Julian Francis Abele

Julian Francis Abele was one of the most prolific architects in America between 1890 and 1920. 

John Aycocks Moore (1888-1939)

John Aycocks Moore

Moore was born in Rock Hill near Wilmington. His father was a farm worker, and his mother was a homemaker. 

Hilyard Robert Robinson (1899-1986)

Hilyard Robert Robinson

Robinson graduated from M Street High School in 1916 and studied at the Philadelphia School of Industrial Arts, leaving in 1917.

Dewitt Sanford Dykes, AIA (1903–1991)

Dewitt Sanford Dykes

Dykes was born in Gadsden, Alabama, and developed an interest in masonry, which later fueled his aspiration to become an architect.

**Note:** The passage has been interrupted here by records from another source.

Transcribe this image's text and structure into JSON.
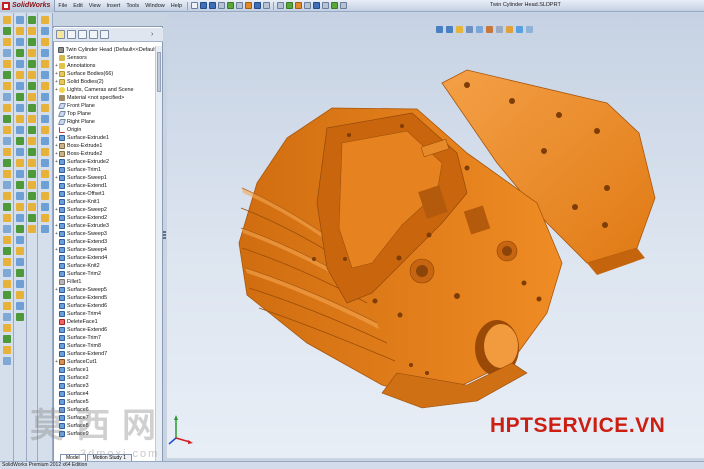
{
  "app": {
    "name": "SolidWorks",
    "document_title": "Twin Cylinder Head.SLDPRT"
  },
  "menu": [
    "File",
    "Edit",
    "View",
    "Insert",
    "Tools",
    "Window",
    "Help"
  ],
  "feature_tree": {
    "root": "Twin Cylinder Head  (Default<<Default",
    "items": [
      {
        "label": "Sensors",
        "icon": "sensor",
        "expandable": false
      },
      {
        "label": "Annotations",
        "icon": "annotation",
        "expandable": true
      },
      {
        "label": "Surface Bodies(66)",
        "icon": "folder",
        "expandable": true
      },
      {
        "label": "Solid Bodies(2)",
        "icon": "folder",
        "expandable": true
      },
      {
        "label": "Lights, Cameras and Scene",
        "icon": "light",
        "expandable": true
      },
      {
        "label": "Material <not specified>",
        "icon": "material",
        "expandable": false
      },
      {
        "label": "Front Plane",
        "icon": "plane",
        "expandable": false
      },
      {
        "label": "Top Plane",
        "icon": "plane",
        "expandable": false
      },
      {
        "label": "Right Plane",
        "icon": "plane",
        "expandable": false
      },
      {
        "label": "Origin",
        "icon": "origin",
        "expandable": false
      },
      {
        "label": "Surface-Extrude1",
        "icon": "surface",
        "expandable": true
      },
      {
        "label": "Boss-Extrude1",
        "icon": "boss",
        "expandable": true
      },
      {
        "label": "Boss-Extrude2",
        "icon": "boss",
        "expandable": true
      },
      {
        "label": "Surface-Extrude2",
        "icon": "surface",
        "expandable": true
      },
      {
        "label": "Surface-Trim1",
        "icon": "surface",
        "expandable": false
      },
      {
        "label": "Surface-Sweep1",
        "icon": "surface",
        "expandable": true
      },
      {
        "label": "Surface-Extend1",
        "icon": "surface",
        "expandable": false
      },
      {
        "label": "Surface-Offset1",
        "icon": "surface",
        "expandable": false
      },
      {
        "label": "Surface-Knit1",
        "icon": "surface",
        "expandable": false
      },
      {
        "label": "Surface-Sweep2",
        "icon": "surface",
        "expandable": true
      },
      {
        "label": "Surface-Extend2",
        "icon": "surface",
        "expandable": false
      },
      {
        "label": "Surface-Extrude3",
        "icon": "surface",
        "expandable": true
      },
      {
        "label": "Surface-Sweep3",
        "icon": "surface",
        "expandable": true
      },
      {
        "label": "Surface-Extend3",
        "icon": "surface",
        "expandable": false
      },
      {
        "label": "Surface-Sweep4",
        "icon": "surface",
        "expandable": true
      },
      {
        "label": "Surface-Extend4",
        "icon": "surface",
        "expandable": false
      },
      {
        "label": "Surface-Knit2",
        "icon": "surface",
        "expandable": false
      },
      {
        "label": "Surface-Trim2",
        "icon": "surface",
        "expandable": false
      },
      {
        "label": "Fillet1",
        "icon": "fillet",
        "expandable": false
      },
      {
        "label": "Surface-Sweep5",
        "icon": "surface",
        "expandable": true
      },
      {
        "label": "Surface-Extend5",
        "icon": "surface",
        "expandable": false
      },
      {
        "label": "Surface-Extend6",
        "icon": "surface",
        "expandable": false
      },
      {
        "label": "Surface-Trim4",
        "icon": "surface",
        "expandable": false
      },
      {
        "label": "DeleteFace1",
        "icon": "delete",
        "expandable": false
      },
      {
        "label": "Surface-Extend6",
        "icon": "surface",
        "expandable": false
      },
      {
        "label": "Surface-Trim7",
        "icon": "surface",
        "expandable": false
      },
      {
        "label": "Surface-Trim8",
        "icon": "surface",
        "expandable": false
      },
      {
        "label": "Surface-Extend7",
        "icon": "surface",
        "expandable": false
      },
      {
        "label": "SurfaceCut1",
        "icon": "cut",
        "expandable": true
      },
      {
        "label": "Surface1",
        "icon": "surface",
        "expandable": false
      },
      {
        "label": "Surface2",
        "icon": "surface",
        "expandable": false
      },
      {
        "label": "Surface3",
        "icon": "surface",
        "expandable": false
      },
      {
        "label": "Surface4",
        "icon": "surface",
        "expandable": false
      },
      {
        "label": "Surface5",
        "icon": "surface",
        "expandable": false
      },
      {
        "label": "Surface6",
        "icon": "surface",
        "expandable": false
      },
      {
        "label": "Surface7",
        "icon": "surface",
        "expandable": false
      },
      {
        "label": "Surface8",
        "icon": "surface",
        "expandable": false
      },
      {
        "label": "Surface9",
        "icon": "surface",
        "expandable": false
      }
    ]
  },
  "model_tabs": [
    "Model",
    "Motion Study 1"
  ],
  "status": {
    "text": "SolidWorks Premium 2012 x64 Edition"
  },
  "watermark": {
    "brand": "HPTSERVICE.VN",
    "cn": "莫西网",
    "url": "3dmoxi.com"
  },
  "colors": {
    "part": "#e8801c",
    "part_dark": "#b45a0c",
    "background": "#d8e1ee"
  }
}
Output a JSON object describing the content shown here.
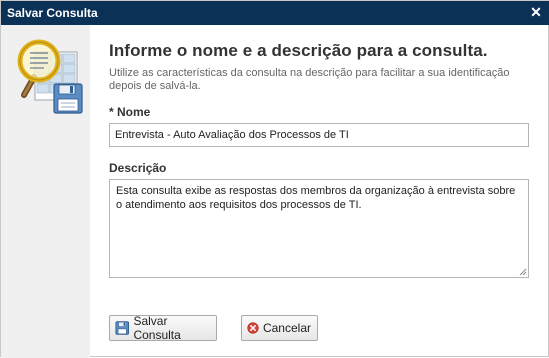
{
  "window": {
    "title": "Salvar Consulta",
    "close_symbol": "✕"
  },
  "sidebar": {
    "icon": "magnifier-table-floppy-icon"
  },
  "form": {
    "heading": "Informe o nome e a descrição para a consulta.",
    "hint": "Utilize as características da consulta na descrição para facilitar a sua identificação depois de salvá-la.",
    "name_label": "* Nome",
    "name_value": "Entrevista - Auto Avaliação dos Processos de TI",
    "description_label": "Descrição",
    "description_value": "Esta consulta exibe as respostas dos membros da organização à entrevista sobre o atendimento aos requisitos dos processos de TI."
  },
  "buttons": {
    "save_label": "Salvar Consulta",
    "cancel_label": "Cancelar"
  },
  "colors": {
    "titlebar": "#0b3157",
    "sidebar": "#f0f0f0",
    "cancel_icon": "#d9443b"
  }
}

Henry Lewis “ACE” Livas (1912–1979)

Henry Lewis "ACE" Livas

Livas was born in Hot Springs, Arkansas. In July 1944, he enrolled at Pennsylvania State College School of Engineering, earning an MS in architectural engineering and a minor in Architecture.

Jasminius “J. W. R.” Wilsoni Rudolphus Grandy III

Jasminius "J. W. R." Wilsoni Rudolphus Grandy III

Grandy was born into a large family with 16 siblings in Windsor, NC. While pursuing graduate school in landscape architecture at Cornell University between 1940 and 1942.

Floyd A. Mayfield (1898-1975)

Floyd A. Mayfield

Mayfield was born and raised in Lake Providence, LA. He was among the first black candidates to run for Greensboro City Council.

Gerard E. Gray, AIA (1919-2001)

Gerard E. Gray

Gray was born in Cheraw, South Carolina. He graduated from A&T with honors in 1942 and later served in the US Army during WWII.

William Alfred Streat, JR., AIA (1920-1994)

William Alfred Streat

Streat was born in Clover, Virginia. From 1950 to 1952, he worked as a structural consultant for Edward Loewenstein in Greensboro.

Willie Edward  “BLUE” Jenkins (1923-1988)

Willie Edward  BLUE Jenkins

Jenkins was born in Raleigh and appointed to the North Carolina Board of Architecture in 1975.

William Gupple (1923-2002)

William Gupple

Gupple was a passionate artist who loved to draw. His ultimate dream was to become an architect.

Willix Emmanuel Merritt JR. (1928-2008)

Willix Emmanuel Merritt

Merritt was born in Elizabeth City, North Carolina, and served as a First Lieutenant in the Army during World War II.

Clinton Eugene Gravely, AIA

Clinton Eugene Gravely

Clinton Gravely spent his childhood in Reidsville, NC, where his father and grandfather worked as contractors.

Major Spencer Sanders. JR., AIA

Major Spencer Sanders

Sanders was born in Concord, North Carolina. He began studying Architectural Engineering at NC A&T University in 1961.

Harvey Bernard Gantt, FAIA

Harvey Bernard Gantt

Gantt graduated second from Burke High School in Charleston, SC. Gantt received the AIANC Award of Excellence in Architecture in 1981.

George Harold Williams, AIA

George Harold Williams

Williams grew up in Durham, attended Hillside High School, and developed an interest in architecture in 9th grade. He pursued his passion by taking drafting courses and eventually earned a BA in Architecture from Howard University in 1966.

Joseph Henry Yongue, AIA

Joseph Henry Yongue

Joseph Yongue graduated from NC A&T in 1969 with a degree in Architectural Engineering after attending high school at Second Ward.

Arthur (ART) John Clement

Arthur (ART) John Clement

Arthur Clement grew up near NCCU in Durham, where his mother, Josephine D. Clement, was a faculty member.

Leave a Reply

Your email address will not be published. Required fields are marked *